What is the urinary tract?
The urinary tract consists of the each of which drains into the and finally the urine drains from the ureters into the bladder. A urinary tract infection can impact the bladder and/or kidneys.
What is a urinary tract infection?
A urinary tract infection is inflammation of the bladder and/or the kidneys almost always caused by bacteria that moves up the urethra and into the bladder. If the bacteria stay in the bladder, this is a bladder infection. If the bacteria go up to the kidneys, it is called a kidney infection or pyelonephritis. Viruses and fungus can also cause a urinary tract infection, but quite rarely.
What are the signs of a urinary tract infection?
In babies, the most common signs include fever, irritability, vomiting and diarrhea, poor feeding, and failure to gain weight, but most babies will just have a high fever without any other. In older children, common signs include burning or pain with urination, frequent or urgent urination, fever, lower abdominal pain, new or more frequent incontinence, side or back pain, or blood in the urine. A urinary tract infection is treated with either intravenous or oral antibiotics.
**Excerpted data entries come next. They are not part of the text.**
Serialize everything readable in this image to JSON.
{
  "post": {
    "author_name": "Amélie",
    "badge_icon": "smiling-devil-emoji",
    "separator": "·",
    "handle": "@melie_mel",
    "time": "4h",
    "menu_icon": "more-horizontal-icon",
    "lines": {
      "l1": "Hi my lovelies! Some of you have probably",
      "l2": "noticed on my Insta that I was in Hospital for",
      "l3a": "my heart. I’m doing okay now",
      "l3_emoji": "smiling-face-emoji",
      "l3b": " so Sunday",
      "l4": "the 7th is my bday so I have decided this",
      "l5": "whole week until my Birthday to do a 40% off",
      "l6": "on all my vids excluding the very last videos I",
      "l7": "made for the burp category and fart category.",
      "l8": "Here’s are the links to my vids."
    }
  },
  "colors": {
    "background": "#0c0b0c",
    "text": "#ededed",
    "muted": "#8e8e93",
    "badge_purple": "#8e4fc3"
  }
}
What is the difference between a bladder and a kidney infection?
Regardless of age, a bladder infection is not usually associated with a fever, and generally does not produce any long-term damage to the bladder or kidneys. However, a kidney infection (pyelonephritis) is usually associated with a high fever and may produce permanent damage or scarring of the kidney even after only one infection.
How can you tell if your child has a urinary tract infection?
If your child has symptoms of a urinary tract infection, a urine sample will be collected by catheterizing the bladder, placing a bag over the genital area, or having your child urinate in a cup. This sample is then sent for urinalysis and urine culture to determine if there are enough bacteria in the urine to confirm infection.
Does my child need any further testing?
Children with a history of urinary tract infection may require further imaging such as a renal and bladder ultrasound (see Renal and Bladder Ultrasound section) or a Voiding Cystourethrogram (VCUG) (see Voiding Cystourethrogram section). We will gather all pertinent information about your child’s history and discuss with you whether we recommend either of these tests.
Link to Urology Care Foundation
website for more information: